Where does the word "JSON" occur in the entries below? Copy every line that has it.

# Entries from a dataset of interfaces:
........
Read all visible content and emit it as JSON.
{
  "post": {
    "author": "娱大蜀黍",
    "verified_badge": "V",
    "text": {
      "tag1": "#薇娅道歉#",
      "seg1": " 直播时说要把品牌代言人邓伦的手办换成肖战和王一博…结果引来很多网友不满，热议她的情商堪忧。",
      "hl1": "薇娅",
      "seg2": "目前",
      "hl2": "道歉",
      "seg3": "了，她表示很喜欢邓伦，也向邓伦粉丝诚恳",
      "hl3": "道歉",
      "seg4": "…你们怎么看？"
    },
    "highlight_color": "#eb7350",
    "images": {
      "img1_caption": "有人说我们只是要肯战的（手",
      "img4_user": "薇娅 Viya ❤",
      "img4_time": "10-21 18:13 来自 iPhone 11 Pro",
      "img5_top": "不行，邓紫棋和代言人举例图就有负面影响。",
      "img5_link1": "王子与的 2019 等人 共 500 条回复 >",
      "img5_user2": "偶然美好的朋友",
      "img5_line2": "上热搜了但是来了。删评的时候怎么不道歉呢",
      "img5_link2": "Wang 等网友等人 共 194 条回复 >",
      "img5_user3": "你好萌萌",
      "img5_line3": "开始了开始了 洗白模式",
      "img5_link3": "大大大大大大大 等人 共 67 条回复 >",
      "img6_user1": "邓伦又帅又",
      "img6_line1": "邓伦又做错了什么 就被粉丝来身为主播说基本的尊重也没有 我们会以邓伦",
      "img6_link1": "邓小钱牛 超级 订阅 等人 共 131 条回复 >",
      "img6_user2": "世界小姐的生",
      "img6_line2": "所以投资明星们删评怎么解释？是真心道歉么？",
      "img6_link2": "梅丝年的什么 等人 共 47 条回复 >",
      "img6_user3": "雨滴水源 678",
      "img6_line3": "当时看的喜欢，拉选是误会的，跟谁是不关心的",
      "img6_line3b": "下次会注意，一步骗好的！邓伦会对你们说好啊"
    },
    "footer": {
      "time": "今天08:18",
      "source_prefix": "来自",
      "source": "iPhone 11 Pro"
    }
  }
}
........
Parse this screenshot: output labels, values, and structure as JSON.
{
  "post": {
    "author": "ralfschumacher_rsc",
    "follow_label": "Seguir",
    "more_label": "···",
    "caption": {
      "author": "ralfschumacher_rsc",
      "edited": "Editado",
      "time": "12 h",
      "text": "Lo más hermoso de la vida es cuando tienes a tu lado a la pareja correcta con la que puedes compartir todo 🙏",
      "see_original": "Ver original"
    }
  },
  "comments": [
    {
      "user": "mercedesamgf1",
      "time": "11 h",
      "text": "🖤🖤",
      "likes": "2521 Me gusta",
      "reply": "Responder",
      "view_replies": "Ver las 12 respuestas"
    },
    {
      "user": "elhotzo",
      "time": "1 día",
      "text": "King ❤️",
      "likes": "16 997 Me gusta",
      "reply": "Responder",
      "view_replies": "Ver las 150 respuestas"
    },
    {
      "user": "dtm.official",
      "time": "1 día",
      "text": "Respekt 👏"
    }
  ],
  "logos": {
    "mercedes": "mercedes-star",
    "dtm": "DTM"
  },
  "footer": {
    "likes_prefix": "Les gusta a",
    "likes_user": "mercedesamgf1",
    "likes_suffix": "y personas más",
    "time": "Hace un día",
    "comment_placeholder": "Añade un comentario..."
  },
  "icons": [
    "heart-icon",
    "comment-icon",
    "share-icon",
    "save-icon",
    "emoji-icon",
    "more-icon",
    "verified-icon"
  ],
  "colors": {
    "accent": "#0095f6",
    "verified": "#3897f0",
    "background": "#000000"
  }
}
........
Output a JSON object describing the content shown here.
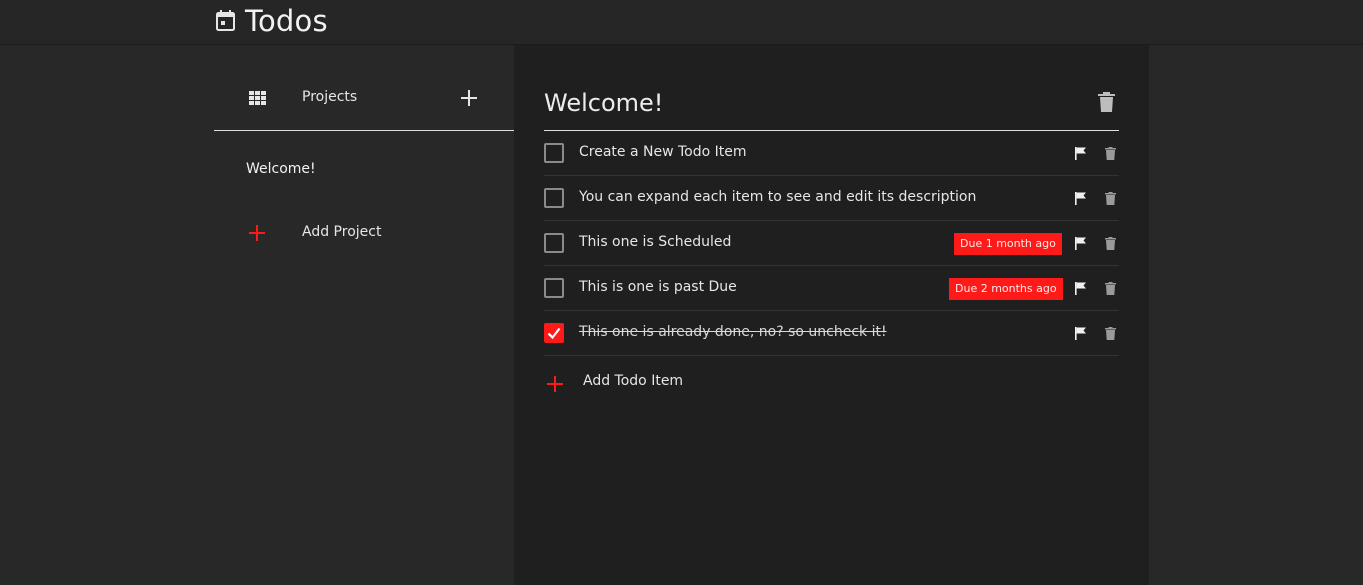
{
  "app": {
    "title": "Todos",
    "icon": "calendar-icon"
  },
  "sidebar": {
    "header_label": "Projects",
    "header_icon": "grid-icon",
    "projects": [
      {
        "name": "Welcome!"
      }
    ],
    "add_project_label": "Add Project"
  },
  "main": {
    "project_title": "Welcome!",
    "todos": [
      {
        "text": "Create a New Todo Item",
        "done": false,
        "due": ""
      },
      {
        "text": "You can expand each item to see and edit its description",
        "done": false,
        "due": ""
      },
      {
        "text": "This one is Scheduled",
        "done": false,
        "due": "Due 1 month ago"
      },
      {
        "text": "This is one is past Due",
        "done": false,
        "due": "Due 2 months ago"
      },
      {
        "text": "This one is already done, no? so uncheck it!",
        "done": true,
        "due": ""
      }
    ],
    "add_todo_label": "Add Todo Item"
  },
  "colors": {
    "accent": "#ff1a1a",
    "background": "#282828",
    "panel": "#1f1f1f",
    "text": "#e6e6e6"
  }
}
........
# Task response:
Read all visible content and emit it as JSON.
Parse this screenshot: output labels, values, and structure as JSON.
Output a JSON object describing the content shown here.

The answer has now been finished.